== EXERCISE ==
Some lines below may hold the string "Shift". Count them and give only the total.

--- RECORD EXTRACTS Enclosed Below ---

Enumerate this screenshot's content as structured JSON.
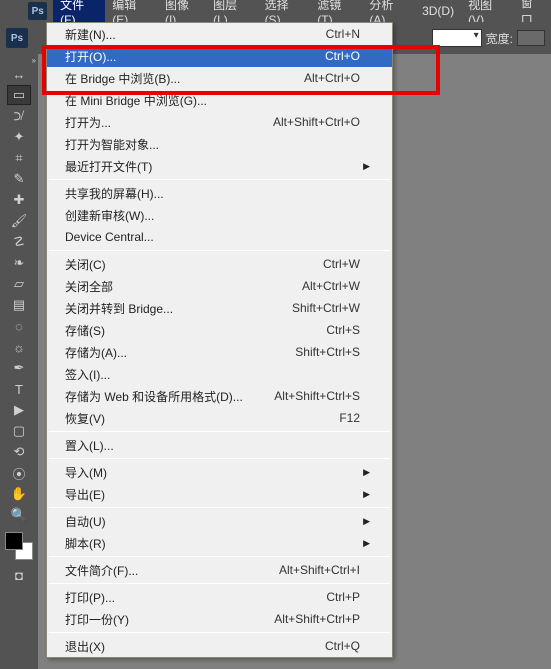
{
  "app": {
    "ps_badge": "Ps"
  },
  "menubar": {
    "items": [
      "文件(F)",
      "编辑(E)",
      "图像(I)",
      "图层(L)",
      "选择(S)",
      "滤镜(T)",
      "分析(A)",
      "3D(D)",
      "视图(V)",
      "窗口"
    ]
  },
  "options": {
    "width_label": "宽度:"
  },
  "file_menu": {
    "groups": [
      [
        {
          "label": "新建(N)...",
          "shortcut": "Ctrl+N"
        },
        {
          "label": "打开(O)...",
          "shortcut": "Ctrl+O",
          "highlight": true
        },
        {
          "label": "在 Bridge 中浏览(B)...",
          "shortcut": "Alt+Ctrl+O"
        },
        {
          "label": "在 Mini Bridge 中浏览(G)..."
        },
        {
          "label": "打开为...",
          "shortcut": "Alt+Shift+Ctrl+O"
        },
        {
          "label": "打开为智能对象..."
        },
        {
          "label": "最近打开文件(T)",
          "submenu": true
        }
      ],
      [
        {
          "label": "共享我的屏幕(H)..."
        },
        {
          "label": "创建新审核(W)..."
        },
        {
          "label": "Device Central..."
        }
      ],
      [
        {
          "label": "关闭(C)",
          "shortcut": "Ctrl+W"
        },
        {
          "label": "关闭全部",
          "shortcut": "Alt+Ctrl+W"
        },
        {
          "label": "关闭并转到 Bridge...",
          "shortcut": "Shift+Ctrl+W"
        },
        {
          "label": "存储(S)",
          "shortcut": "Ctrl+S"
        },
        {
          "label": "存储为(A)...",
          "shortcut": "Shift+Ctrl+S"
        },
        {
          "label": "签入(I)..."
        },
        {
          "label": "存储为 Web 和设备所用格式(D)...",
          "shortcut": "Alt+Shift+Ctrl+S"
        },
        {
          "label": "恢复(V)",
          "shortcut": "F12"
        }
      ],
      [
        {
          "label": "置入(L)..."
        }
      ],
      [
        {
          "label": "导入(M)",
          "submenu": true
        },
        {
          "label": "导出(E)",
          "submenu": true
        }
      ],
      [
        {
          "label": "自动(U)",
          "submenu": true
        },
        {
          "label": "脚本(R)",
          "submenu": true
        }
      ],
      [
        {
          "label": "文件简介(F)...",
          "shortcut": "Alt+Shift+Ctrl+I"
        }
      ],
      [
        {
          "label": "打印(P)...",
          "shortcut": "Ctrl+P"
        },
        {
          "label": "打印一份(Y)",
          "shortcut": "Alt+Shift+Ctrl+P"
        }
      ],
      [
        {
          "label": "退出(X)",
          "shortcut": "Ctrl+Q"
        }
      ]
    ]
  },
  "tools": [
    "move",
    "marquee",
    "lasso",
    "wand",
    "crop",
    "eyedropper",
    "heal",
    "brush",
    "stamp",
    "history",
    "eraser",
    "gradient",
    "blur",
    "dodge",
    "pen",
    "type",
    "path-sel",
    "rect",
    "hand",
    "zoom",
    "rotate3d",
    "roll3d",
    "mask"
  ]
}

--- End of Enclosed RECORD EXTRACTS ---

== ANSWER TO THE EXERCISE ==
6